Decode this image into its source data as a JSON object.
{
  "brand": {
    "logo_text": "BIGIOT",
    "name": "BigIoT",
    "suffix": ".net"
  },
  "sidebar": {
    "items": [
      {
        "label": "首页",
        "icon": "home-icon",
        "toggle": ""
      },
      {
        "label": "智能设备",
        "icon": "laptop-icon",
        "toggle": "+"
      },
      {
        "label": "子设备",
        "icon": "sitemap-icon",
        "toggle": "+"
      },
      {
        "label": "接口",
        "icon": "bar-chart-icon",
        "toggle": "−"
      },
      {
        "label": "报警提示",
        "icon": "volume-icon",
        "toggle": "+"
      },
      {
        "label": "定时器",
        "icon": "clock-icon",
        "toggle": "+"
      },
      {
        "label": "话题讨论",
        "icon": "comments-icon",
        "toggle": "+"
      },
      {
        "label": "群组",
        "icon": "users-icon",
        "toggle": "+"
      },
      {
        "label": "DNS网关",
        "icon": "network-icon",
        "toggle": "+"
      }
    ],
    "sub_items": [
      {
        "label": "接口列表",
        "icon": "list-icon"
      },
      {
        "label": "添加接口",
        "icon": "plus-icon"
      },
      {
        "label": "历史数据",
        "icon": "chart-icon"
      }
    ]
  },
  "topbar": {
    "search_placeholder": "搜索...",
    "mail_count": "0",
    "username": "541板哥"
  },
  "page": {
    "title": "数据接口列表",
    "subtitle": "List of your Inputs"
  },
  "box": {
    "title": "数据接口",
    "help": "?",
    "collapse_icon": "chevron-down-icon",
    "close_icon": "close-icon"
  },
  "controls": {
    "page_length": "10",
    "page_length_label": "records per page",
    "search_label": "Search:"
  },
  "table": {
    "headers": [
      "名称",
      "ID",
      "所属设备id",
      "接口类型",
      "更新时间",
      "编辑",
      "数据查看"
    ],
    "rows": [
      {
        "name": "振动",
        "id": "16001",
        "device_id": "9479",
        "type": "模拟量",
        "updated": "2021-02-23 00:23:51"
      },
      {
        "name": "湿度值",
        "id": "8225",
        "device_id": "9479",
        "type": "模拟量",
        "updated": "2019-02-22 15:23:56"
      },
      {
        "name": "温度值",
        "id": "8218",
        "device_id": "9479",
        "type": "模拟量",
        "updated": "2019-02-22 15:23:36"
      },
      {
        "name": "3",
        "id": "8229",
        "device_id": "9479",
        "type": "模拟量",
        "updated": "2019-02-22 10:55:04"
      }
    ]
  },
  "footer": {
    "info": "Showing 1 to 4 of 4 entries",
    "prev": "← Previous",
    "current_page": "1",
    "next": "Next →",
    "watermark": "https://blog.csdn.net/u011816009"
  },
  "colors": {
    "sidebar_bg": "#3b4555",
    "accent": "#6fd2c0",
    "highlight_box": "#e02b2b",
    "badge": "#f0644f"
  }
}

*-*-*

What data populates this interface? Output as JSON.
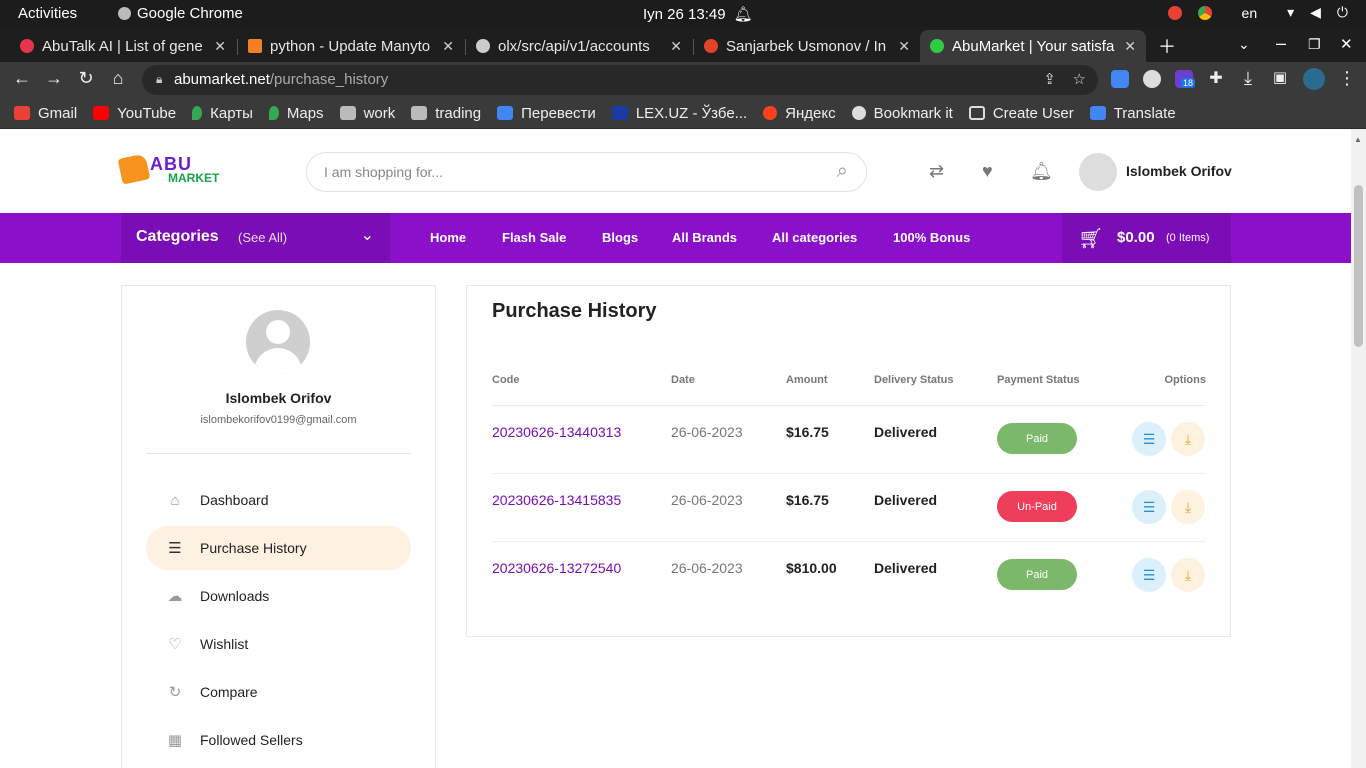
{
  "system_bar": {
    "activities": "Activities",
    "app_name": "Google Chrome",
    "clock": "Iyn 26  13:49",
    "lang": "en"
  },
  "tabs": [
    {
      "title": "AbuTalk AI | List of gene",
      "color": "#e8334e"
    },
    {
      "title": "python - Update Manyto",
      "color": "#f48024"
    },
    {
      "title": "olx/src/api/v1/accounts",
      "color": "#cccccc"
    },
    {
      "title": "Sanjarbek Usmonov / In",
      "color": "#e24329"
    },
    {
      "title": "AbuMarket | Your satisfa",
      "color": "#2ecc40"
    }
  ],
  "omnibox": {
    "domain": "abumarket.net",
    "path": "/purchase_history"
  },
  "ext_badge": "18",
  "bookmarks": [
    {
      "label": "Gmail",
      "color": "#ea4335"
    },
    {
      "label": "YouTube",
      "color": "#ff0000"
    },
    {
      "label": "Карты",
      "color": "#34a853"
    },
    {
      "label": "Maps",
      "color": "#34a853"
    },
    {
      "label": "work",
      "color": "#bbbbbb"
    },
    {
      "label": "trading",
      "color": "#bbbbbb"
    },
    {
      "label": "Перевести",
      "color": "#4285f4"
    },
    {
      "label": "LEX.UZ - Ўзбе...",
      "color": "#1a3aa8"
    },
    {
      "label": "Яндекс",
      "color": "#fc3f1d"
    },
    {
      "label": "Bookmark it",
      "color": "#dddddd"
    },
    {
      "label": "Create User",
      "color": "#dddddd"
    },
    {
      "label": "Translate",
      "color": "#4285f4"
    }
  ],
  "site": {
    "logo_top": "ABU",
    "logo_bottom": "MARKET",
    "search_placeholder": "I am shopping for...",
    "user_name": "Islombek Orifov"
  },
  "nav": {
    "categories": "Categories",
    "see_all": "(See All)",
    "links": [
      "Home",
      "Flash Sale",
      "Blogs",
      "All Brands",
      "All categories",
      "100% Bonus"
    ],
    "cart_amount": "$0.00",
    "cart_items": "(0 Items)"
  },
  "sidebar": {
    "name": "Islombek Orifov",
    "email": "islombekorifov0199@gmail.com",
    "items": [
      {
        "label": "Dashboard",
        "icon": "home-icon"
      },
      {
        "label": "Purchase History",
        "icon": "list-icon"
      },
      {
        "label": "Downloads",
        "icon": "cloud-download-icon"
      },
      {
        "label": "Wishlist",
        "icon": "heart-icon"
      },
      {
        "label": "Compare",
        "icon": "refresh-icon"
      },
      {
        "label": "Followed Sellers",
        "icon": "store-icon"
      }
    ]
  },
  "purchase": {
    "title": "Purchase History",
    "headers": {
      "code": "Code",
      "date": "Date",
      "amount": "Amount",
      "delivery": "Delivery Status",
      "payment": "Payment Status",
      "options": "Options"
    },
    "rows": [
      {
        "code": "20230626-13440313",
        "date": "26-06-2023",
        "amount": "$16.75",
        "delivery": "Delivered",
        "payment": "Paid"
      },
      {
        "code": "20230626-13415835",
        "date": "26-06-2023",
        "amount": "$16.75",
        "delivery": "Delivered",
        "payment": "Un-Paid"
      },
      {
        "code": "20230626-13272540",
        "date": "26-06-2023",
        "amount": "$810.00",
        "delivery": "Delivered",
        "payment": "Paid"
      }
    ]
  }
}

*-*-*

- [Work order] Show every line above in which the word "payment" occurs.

- [Output of the task]
      "payment": "Payment Status",
        "payment": "Paid"
        "payment": "Un-Paid"
        "payment": "Paid"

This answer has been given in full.